Scientists explore potential to manipulate genes to control invasive species

31 January 2020

Scientists are manipulating genes that could solve environmental sustainability and conservation problems in Australian environments.

Currently being developed to stop mosquitoes spreading malaria in Africa, researchers are exploring how it could also be used to control invasive species – such as mice and feral cats.

But social science experts believe the governance challenges may be significant and need to be thought through before the science becomes conservation policy.

Responding to this need, experts from The University of Queensland and the University of Exeter are working together on a study to explore the governance challenge of gene drives.

Director of UQ’s Centre for Policy Futures Professor Karen Hussey said this partnership will begin the important process of developing a research agenda for gene drive governance in climate adaptation and conservation.

“We will identify case studies where the technology might address climate adaptation and conservation needs in Australia, the potential risks and concerns raised, and the governance architecture needed to ensure the risks are identified, avoided or managed, as appropriate,” Professor Hussey said.
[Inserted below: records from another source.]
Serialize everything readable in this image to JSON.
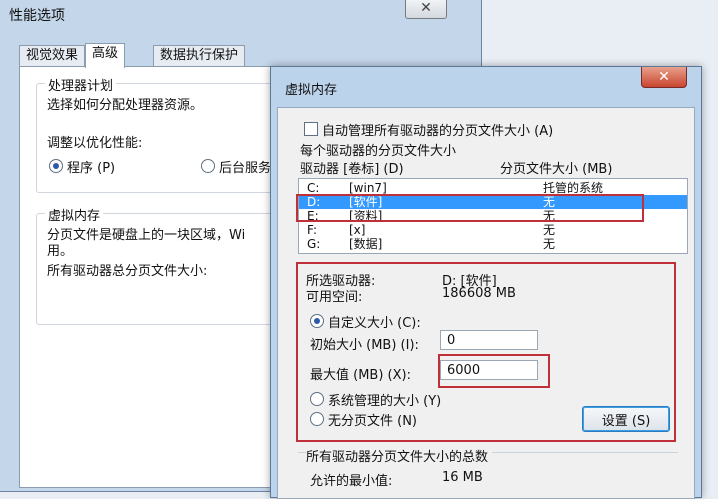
{
  "perf_window": {
    "title": "性能选项",
    "close_glyph": "✕",
    "tabs": [
      "视觉效果",
      "高级",
      "数据执行保护"
    ],
    "processor_group": {
      "legend": "处理器计划",
      "desc": "选择如何分配处理器资源。",
      "adjust_label": "调整以优化性能:",
      "radio_programs": "程序 (P)",
      "radio_background": "后台服务"
    },
    "vm_group": {
      "legend": "虚拟内存",
      "desc_line1": "分页文件是硬盘上的一块区域，Wi",
      "desc_line2": "用。",
      "total_label": "所有驱动器总分页文件大小:"
    }
  },
  "vm_window": {
    "title": "虚拟内存",
    "close_glyph": "✕",
    "auto_manage_label": "自动管理所有驱动器的分页文件大小 (A)",
    "per_drive_label": "每个驱动器的分页文件大小",
    "columns": [
      "驱动器 [卷标] (D)",
      "分页文件大小 (MB)"
    ],
    "drives": [
      {
        "drive": "C:",
        "label": "[win7]",
        "size": "托管的系统"
      },
      {
        "drive": "D:",
        "label": "[软件]",
        "size": "无"
      },
      {
        "drive": "E:",
        "label": "[资料]",
        "size": "无"
      },
      {
        "drive": "F:",
        "label": "[x]",
        "size": "无"
      },
      {
        "drive": "G:",
        "label": "[数据]",
        "size": "无"
      }
    ],
    "selected_drive_label": "所选驱动器:",
    "selected_drive_value": "D:  [软件]",
    "free_space_label": "可用空间:",
    "free_space_value": "186608 MB",
    "custom_size_label": "自定义大小 (C):",
    "initial_size_label": "初始大小 (MB) (I):",
    "initial_size_value": "0",
    "max_size_label": "最大值 (MB) (X):",
    "max_size_value": "6000",
    "system_managed_label": "系统管理的大小 (Y)",
    "no_paging_label": "无分页文件 (N)",
    "set_button": "设置 (S)",
    "totals_label": "所有驱动器分页文件大小的总数",
    "min_allowed_label": "允许的最小值:",
    "min_allowed_value": "16 MB"
  }
}
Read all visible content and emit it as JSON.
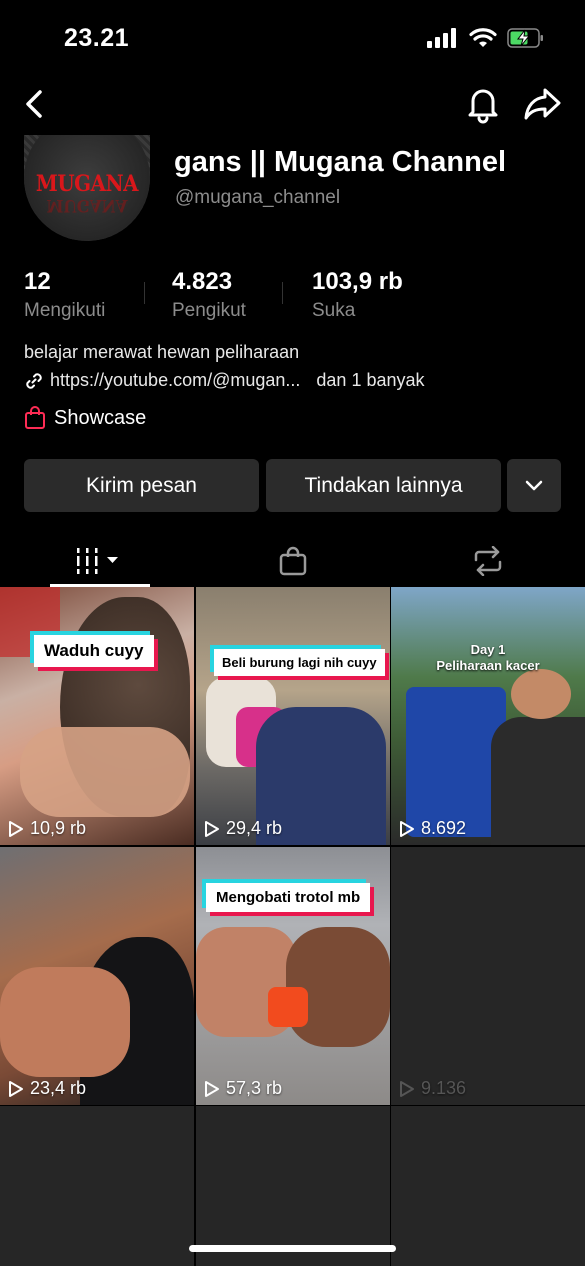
{
  "status_bar": {
    "time": "23.21"
  },
  "profile": {
    "name": "gans || Mugana Channel",
    "handle": "@mugana_channel",
    "avatar_text": "MUGANA",
    "stats": [
      {
        "value": "12",
        "label": "Mengikuti"
      },
      {
        "value": "4.823",
        "label": "Pengikut"
      },
      {
        "value": "103,9 rb",
        "label": "Suka"
      }
    ],
    "bio": "belajar merawat hewan peliharaan",
    "link": "https://youtube.com/@mugan...",
    "link_more": "dan 1 banyak",
    "showcase": "Showcase"
  },
  "actions": {
    "message": "Kirim pesan",
    "more_actions": "Tindakan lainnya"
  },
  "videos": [
    {
      "views": "10,9 rb",
      "caption": "Waduh cuyy"
    },
    {
      "views": "29,4 rb",
      "caption": "Beli burung lagi nih cuyy"
    },
    {
      "views": "8.692",
      "overlay_line1": "Day 1",
      "overlay_line2": "Peliharaan kacer"
    },
    {
      "views": "23,4 rb"
    },
    {
      "views": "57,3 rb",
      "caption": "Mengobati trotol mb"
    },
    {
      "views": "9.136"
    }
  ],
  "colors": {
    "accent_red": "#e8174e",
    "accent_cyan": "#28d4e0",
    "button_bg": "#2b2b2b"
  }
}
“Working with a network of researchers at our respective institutions, as well as with a handful of regulators engaged in environmental conservation, our study aims to better understand the opportunities, limitations and risks of using gene technology for environmental conservation,” she said.

Experts will work with those working to protect Australia’s environment to explore whether gene drive technology might help them and if so, how it should be regulated.

This could include protecting coral reefs blighted by increasing oceanic temperatures, or by protecting islands from rodents by eradicating males in the species.

Led by Professor Sarah Hartley, an expert in gene drive governance from the University of Exeter, and Professor Karen Hussey, this interdisciplinary team also includes UQ environmental sustainability governance academic Dr Pedro Fieldman and Drs Katie Ledingham and Caroline McCalman from the University of Exeter Business School.

Professor Hartley said gene drive technology has the potential to help improve conservation efforts.

“We want to hear about what people working in the field need from this technology, and the project enables them to have a say in how it is developed,” Professor Hartley said.

“It will allow us to understand the challenges and realities faced by those working to protect the environment, and how this can shape gene drive technology so it is better able to address problems,” she said.

Those involved in the partnership will seek to understand the governance challenges associated with the movement of gene drive into the conservation and environmental domain which is critical to determine whether and how the technology is developed and deployed.